“My goal was to try to safeguard the historic achievements that we were able to do, while also realizing historic savings so that we could put Florida on a solid fiscal foundation,” DeSantis said at a news conference announcing the budget signing.
Bracy had started an initiative prior to the pandemic, aiming to secure additional funding for Florida’s HBCUs after leaders at Bethune-Cookman University expressed financial struggles.
“This is a historic funding initiative and I would like to commend the governor for signing this appropriation into law,” Bracy said.
Florida is home to four HBCUs with Florida A&M University listed as the only public institution. Bethune-Cookman University, Edward Waters College and Florida Memorial University are private schools.
“We traveled to Tallahassee on numerous occasions,” the senator said. “Bethune-Cookman will receive over $16 million in funding from the state legislature. This is a commitment you don’t usually see for private historically black colleges.”
The state budget for the fiscal year that begins Wednesday will provide $123.2 million for Florida’s HBCUs, an increase of $18.9 million.
Bethune-Cookman University received an increase of $13 million, according to the governor’s office, meaning the school will receive a total of $16.96 million in operating funds.
Florida’s budget does not include any tuition increases for the state’s colleges and universities.
“I would just like to say that Mary McLeod Bethune started this school with $1.50, five girls, and a dream in a pocket. And through the years we have seen that dream expanded to educate young black males and females all across this country to go out and make an impact in this world,” Bracy said. “One of the main mantras of Bethune (is) enter to learn, depart to serve. We are grateful to partner with Bethune-Cookman and the state legislator to continue to fund the future of education for students to make an impact across this country.”

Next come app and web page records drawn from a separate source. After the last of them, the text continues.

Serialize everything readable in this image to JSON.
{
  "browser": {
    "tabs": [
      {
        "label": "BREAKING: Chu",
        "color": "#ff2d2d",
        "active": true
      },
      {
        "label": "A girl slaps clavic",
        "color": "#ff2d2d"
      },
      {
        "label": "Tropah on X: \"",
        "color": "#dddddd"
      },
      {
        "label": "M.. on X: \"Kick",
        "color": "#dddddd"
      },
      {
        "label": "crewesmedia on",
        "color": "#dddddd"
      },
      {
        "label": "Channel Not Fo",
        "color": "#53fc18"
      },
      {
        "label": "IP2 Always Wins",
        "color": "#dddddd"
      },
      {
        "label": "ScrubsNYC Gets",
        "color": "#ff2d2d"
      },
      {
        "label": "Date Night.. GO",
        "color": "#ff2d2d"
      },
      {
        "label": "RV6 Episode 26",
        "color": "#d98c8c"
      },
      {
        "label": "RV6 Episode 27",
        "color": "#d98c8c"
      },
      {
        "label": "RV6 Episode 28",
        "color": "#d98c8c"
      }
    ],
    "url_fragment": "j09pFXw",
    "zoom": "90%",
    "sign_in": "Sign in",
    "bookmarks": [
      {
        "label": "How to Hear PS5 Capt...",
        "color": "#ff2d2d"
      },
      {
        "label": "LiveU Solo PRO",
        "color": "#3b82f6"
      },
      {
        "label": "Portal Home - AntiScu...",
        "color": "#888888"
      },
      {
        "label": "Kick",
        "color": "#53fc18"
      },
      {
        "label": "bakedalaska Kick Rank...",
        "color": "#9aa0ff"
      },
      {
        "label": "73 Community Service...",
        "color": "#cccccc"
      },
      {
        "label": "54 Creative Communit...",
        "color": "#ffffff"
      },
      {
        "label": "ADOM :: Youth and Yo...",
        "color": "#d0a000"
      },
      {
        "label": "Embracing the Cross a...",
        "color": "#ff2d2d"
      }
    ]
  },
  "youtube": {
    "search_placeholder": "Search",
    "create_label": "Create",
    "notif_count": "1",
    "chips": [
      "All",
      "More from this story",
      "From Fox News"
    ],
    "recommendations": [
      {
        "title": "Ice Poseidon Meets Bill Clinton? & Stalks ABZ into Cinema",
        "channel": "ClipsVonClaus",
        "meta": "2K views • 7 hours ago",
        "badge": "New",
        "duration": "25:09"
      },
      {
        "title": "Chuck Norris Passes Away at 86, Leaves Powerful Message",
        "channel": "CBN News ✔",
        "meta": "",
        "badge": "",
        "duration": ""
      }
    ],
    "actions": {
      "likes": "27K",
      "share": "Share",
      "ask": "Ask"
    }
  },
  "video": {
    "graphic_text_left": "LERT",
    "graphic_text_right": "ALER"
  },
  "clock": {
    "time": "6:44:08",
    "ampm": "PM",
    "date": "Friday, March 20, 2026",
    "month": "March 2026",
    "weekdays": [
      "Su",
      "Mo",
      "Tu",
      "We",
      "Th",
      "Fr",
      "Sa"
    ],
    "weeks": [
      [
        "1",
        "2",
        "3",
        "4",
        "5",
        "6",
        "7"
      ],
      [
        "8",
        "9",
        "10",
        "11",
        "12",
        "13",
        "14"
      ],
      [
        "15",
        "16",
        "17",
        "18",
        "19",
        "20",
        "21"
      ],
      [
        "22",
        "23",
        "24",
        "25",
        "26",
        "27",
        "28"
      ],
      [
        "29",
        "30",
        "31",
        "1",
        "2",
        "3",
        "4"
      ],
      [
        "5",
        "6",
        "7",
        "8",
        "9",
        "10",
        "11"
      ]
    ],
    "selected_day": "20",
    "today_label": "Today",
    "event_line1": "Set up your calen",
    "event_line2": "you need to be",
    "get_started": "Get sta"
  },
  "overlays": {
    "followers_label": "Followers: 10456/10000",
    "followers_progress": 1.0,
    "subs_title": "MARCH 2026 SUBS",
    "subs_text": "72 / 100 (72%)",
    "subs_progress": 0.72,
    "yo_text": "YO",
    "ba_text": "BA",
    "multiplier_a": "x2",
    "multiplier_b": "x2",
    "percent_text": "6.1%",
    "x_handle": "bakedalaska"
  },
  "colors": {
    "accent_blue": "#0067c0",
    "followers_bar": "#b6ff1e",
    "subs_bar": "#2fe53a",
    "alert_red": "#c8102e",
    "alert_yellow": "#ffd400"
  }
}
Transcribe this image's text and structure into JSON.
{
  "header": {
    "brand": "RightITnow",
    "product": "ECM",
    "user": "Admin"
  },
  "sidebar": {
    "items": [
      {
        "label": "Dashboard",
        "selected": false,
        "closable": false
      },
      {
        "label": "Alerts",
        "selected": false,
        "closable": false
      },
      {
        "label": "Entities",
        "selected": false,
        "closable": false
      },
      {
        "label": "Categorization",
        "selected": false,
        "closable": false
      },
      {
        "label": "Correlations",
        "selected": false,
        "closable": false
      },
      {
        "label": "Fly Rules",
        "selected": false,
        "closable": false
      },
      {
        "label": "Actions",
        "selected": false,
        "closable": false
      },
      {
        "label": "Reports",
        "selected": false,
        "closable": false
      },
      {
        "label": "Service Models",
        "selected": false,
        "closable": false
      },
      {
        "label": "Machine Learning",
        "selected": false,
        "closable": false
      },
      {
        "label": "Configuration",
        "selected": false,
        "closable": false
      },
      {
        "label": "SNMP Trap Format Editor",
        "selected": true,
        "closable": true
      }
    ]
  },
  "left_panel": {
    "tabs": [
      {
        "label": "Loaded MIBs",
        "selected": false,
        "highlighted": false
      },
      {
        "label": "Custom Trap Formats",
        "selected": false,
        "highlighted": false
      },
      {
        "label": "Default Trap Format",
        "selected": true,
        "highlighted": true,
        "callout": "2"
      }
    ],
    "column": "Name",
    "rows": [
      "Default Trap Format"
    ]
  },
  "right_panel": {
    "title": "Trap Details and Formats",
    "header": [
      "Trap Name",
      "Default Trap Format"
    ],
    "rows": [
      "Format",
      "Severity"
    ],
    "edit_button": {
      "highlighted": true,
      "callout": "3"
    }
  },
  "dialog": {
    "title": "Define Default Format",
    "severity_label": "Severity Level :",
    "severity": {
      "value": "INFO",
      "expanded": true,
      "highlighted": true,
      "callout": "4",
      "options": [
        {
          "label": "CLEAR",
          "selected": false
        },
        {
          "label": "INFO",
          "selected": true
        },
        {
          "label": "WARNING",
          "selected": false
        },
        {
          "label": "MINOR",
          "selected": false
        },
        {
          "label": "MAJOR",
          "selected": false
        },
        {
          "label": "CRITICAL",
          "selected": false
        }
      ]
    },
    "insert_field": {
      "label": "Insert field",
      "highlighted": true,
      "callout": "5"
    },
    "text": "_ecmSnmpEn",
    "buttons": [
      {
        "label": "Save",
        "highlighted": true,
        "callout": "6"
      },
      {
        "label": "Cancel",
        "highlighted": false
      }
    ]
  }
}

According to the governor’s office, Florida Memorial University received an increase of $3.5 million, for a total of $7 million in operating funds while Edward Waters College received an increase of $3.5 million, for a total of $6.4 million in operating funds. Florida A&M University received an increase of $1.3 million, for a total of $92.8 million.